This is going to sound like way-over-the-top fanboy stuff, but I would consider my Kindle nearly life-changing. Wait, wait, wait, let me explain. There are a couple of aspects of this.
You see, I'm a terrible book hoarder. If I see a book I want, I buy it. Even if I know I won't get to it for months and months, years even. I do that because I like to have a library. I don't want to think of a book, then go online or to the store and search for it. And when I feel like a new read, I don't like to have to wait until my next trip to the nearest good bookstore (literaly 65 miles+ away.) I like to browse through my own stacks and pick one out.
I also am always reading anywhere from three to five books at a time. Even if I'm just driving across town, I'll usually take two books, just in case my mood changes. When I travel I keep one or two books in hand, then pack up three to five more to take along.
The benefits of the Kindle are obvious here. It will hold around 200 books. Add to that I've ordered an SD chip that will hold roughly 12,000 more and, well, set for life! Instead of having to pick three or five books to take along, I'll be able to take along a good chunk of my library anywhere.
A slightly less obvious benefit is in the assembly of a library. In order to have this large selection of 1500+ books to choose from, I had to buy them and put them in my home. No longer. Because my Kindle operates on the same network as cellular phones, I can get a book downloaded anywhere, anytime. So if I feel like finding a read, I can browse on the Kindle by genre, author, whatever, and pick one. If I see a few others I want for the future, I can save them for later. I can have my big library available, but I don't have to actually pay for the book until I'm ready to read it.
To take it a step further here at home, I'm going through my library. Any book that is available in Kindle format is going into a box, where it will soon be sold to the local used bookstore where peeps who are still on paper can enjoy it instead. That book goes on a wish list and, when I'm ready for it, it'll be downloaded.
Of course, none of this really addresses the obvious question of how it fares in day-today use. I'll tell you, it's surprisingly good. After ten minutes or so of adjusting to it, it's as easy, and in some ways easier, as reading a paper book. The screen is spot on, having the same look and reflective properties as a paper page. I can read for an hour or two with none of the fatigue you might expect staring at a screen. It is very easy to simply hold it with one hand and turn pages with your thumb.

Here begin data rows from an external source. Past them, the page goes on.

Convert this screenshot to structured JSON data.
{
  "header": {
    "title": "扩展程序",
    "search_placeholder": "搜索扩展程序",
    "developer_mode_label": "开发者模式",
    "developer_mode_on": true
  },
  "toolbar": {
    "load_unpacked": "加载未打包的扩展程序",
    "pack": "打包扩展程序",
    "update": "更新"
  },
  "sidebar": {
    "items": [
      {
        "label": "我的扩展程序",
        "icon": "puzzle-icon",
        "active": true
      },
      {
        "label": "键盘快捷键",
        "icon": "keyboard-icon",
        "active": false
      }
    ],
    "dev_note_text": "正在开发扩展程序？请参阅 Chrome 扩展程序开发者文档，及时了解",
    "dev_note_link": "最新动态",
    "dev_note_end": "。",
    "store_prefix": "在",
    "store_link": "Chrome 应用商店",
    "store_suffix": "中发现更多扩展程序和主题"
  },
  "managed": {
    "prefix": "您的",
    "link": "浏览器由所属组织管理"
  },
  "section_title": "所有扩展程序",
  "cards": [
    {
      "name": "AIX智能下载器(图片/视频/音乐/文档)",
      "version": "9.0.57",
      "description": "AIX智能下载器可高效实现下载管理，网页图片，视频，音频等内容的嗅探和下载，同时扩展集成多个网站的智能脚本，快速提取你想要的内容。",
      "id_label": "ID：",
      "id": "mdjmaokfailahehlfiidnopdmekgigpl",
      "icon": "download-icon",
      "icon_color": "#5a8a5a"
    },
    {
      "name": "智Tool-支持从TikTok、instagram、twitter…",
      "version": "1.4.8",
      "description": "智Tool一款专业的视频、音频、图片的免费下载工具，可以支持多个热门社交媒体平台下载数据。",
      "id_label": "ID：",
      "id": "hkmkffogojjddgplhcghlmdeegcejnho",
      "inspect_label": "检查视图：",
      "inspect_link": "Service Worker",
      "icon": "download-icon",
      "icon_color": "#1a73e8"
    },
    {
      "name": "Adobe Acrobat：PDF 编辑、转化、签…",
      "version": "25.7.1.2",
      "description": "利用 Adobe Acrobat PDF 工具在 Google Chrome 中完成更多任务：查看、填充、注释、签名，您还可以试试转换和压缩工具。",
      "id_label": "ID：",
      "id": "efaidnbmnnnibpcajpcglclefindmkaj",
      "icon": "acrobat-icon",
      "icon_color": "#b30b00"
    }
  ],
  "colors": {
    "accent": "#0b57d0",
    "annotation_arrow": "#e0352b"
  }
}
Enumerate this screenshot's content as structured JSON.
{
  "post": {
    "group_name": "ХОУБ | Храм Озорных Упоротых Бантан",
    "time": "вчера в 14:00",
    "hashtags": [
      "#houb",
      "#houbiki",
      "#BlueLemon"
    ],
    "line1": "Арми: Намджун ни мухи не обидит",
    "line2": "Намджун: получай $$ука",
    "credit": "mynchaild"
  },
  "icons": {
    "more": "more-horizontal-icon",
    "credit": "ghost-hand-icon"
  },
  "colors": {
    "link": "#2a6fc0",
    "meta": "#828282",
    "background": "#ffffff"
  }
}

This might not seem like a big deal, but to me it is. Because I travel so much, I often dine alone, with a book for company. Dining does not always lend itself to clean hands. Not wanting to sully a perfectly good book, turning pages by hand can be a pain. Problem solved.
It would not be a stretch to say that Kindle is the best thing to happen to my reading life since I, well, since I learned to read. As Joe mentioned, Sci Fi authors for years have hinted at a future of paperless books. I'd venture to say the the future is here.